* [WHAT THE TASK REQUIRES]
What lines in the records below include the word "ribbon"? Return each one.
+++ SUPPLIED RECORDS
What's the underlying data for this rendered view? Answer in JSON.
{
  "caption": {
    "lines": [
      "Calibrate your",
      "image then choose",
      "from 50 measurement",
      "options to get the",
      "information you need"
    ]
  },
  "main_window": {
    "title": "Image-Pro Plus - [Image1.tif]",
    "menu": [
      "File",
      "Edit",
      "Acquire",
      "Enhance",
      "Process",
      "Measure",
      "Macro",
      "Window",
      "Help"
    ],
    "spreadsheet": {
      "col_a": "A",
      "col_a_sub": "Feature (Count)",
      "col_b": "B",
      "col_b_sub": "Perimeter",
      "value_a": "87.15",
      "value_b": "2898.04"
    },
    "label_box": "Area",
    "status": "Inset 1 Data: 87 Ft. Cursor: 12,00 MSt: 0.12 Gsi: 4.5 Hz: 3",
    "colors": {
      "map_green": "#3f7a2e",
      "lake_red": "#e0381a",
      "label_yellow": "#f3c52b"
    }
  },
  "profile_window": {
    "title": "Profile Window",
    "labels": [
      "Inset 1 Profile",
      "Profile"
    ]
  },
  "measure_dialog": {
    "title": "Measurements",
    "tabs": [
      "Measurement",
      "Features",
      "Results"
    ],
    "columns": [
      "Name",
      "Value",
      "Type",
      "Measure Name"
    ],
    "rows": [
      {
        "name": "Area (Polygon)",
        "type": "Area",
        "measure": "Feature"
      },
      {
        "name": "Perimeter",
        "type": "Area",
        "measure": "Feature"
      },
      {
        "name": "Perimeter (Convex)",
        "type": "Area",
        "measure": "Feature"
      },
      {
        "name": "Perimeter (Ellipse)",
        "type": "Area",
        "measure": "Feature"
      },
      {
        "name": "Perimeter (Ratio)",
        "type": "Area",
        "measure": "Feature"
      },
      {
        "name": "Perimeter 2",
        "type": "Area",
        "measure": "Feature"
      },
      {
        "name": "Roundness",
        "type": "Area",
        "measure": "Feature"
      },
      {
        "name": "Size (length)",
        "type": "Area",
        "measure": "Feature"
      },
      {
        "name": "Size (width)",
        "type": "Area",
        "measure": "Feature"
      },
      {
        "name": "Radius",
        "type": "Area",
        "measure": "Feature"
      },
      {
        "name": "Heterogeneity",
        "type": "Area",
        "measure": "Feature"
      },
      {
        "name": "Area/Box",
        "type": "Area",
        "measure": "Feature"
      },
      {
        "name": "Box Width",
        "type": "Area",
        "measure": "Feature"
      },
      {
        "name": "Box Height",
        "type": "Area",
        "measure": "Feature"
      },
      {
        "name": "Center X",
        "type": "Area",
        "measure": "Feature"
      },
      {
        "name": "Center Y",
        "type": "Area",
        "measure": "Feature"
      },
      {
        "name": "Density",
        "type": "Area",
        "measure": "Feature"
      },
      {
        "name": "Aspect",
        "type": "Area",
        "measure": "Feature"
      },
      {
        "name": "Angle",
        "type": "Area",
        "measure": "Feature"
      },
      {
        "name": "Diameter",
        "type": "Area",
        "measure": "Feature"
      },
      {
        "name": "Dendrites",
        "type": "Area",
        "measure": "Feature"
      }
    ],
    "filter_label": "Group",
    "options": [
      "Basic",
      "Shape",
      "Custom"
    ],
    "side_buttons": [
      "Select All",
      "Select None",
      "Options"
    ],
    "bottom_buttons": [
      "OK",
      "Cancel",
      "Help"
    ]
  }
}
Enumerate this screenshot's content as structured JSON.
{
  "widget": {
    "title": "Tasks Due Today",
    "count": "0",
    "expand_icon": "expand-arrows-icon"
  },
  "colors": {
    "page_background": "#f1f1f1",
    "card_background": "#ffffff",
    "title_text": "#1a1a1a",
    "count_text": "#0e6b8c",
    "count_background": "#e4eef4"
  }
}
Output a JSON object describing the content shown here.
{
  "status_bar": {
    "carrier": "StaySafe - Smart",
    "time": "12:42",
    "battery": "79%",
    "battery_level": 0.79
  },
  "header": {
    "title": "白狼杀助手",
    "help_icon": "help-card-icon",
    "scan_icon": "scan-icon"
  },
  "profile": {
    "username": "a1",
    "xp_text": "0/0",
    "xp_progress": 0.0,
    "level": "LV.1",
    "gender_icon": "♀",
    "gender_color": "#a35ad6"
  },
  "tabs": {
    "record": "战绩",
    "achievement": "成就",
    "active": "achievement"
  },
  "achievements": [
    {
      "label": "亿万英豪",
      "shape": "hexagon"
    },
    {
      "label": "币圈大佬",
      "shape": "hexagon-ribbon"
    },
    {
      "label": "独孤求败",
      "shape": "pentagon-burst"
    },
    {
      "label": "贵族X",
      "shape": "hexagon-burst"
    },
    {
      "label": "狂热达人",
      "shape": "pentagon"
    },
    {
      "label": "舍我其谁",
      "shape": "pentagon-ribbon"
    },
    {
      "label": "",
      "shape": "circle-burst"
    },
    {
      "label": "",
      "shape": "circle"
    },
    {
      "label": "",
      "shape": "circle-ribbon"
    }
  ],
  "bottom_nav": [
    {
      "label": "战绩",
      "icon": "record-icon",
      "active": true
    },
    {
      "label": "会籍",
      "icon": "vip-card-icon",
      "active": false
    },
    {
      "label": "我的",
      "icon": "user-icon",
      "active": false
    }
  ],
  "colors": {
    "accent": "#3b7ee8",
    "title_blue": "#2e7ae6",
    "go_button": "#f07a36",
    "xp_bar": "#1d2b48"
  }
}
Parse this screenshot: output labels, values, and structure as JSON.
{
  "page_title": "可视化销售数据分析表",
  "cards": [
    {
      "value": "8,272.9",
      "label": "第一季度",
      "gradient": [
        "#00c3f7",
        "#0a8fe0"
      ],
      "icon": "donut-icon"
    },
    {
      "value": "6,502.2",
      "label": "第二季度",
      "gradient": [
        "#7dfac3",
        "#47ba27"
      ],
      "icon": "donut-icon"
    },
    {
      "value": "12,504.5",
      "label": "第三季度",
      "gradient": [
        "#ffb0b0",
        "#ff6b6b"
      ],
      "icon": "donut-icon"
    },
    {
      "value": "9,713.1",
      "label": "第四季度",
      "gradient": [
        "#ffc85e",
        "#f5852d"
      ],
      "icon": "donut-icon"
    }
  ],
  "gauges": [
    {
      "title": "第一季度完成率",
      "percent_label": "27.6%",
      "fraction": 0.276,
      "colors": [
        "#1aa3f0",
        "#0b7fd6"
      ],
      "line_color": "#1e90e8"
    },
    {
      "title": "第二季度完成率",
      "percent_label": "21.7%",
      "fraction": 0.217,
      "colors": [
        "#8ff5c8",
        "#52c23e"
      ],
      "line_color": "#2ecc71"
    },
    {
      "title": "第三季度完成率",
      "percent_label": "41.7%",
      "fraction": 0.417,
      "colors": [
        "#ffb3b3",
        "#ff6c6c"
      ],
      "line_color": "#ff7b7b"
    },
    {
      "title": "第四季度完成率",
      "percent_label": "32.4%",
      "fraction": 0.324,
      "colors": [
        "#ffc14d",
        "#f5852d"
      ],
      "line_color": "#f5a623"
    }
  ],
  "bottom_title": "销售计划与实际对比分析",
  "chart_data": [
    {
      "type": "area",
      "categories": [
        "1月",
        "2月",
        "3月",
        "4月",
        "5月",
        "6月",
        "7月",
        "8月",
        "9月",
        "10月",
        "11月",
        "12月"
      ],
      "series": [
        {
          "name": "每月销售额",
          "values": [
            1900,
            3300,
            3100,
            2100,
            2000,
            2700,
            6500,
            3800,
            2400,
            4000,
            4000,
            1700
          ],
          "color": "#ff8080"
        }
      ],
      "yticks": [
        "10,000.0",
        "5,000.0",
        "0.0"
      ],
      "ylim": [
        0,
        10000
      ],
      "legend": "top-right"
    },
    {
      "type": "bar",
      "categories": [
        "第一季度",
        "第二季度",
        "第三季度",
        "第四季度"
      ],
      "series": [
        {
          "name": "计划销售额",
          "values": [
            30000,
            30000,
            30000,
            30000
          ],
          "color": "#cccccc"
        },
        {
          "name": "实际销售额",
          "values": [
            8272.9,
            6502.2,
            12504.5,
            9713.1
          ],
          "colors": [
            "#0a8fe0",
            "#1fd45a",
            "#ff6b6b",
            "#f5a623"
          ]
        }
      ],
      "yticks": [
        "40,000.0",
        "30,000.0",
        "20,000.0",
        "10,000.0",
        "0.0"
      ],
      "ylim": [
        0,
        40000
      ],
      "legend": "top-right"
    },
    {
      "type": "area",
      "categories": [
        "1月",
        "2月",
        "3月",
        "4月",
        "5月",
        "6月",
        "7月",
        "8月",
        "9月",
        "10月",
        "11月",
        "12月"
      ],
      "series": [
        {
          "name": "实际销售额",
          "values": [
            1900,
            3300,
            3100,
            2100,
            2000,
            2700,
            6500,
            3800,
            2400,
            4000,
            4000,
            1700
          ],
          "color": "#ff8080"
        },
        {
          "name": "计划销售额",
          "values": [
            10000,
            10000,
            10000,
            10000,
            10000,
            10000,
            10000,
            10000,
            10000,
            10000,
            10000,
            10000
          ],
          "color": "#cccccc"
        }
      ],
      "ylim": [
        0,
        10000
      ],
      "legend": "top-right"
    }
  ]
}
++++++
* [TASK ANSWER]
      "shape": "hexagon-ribbon"
      "shape": "pentagon-ribbon"
      "shape": "circle-ribbon"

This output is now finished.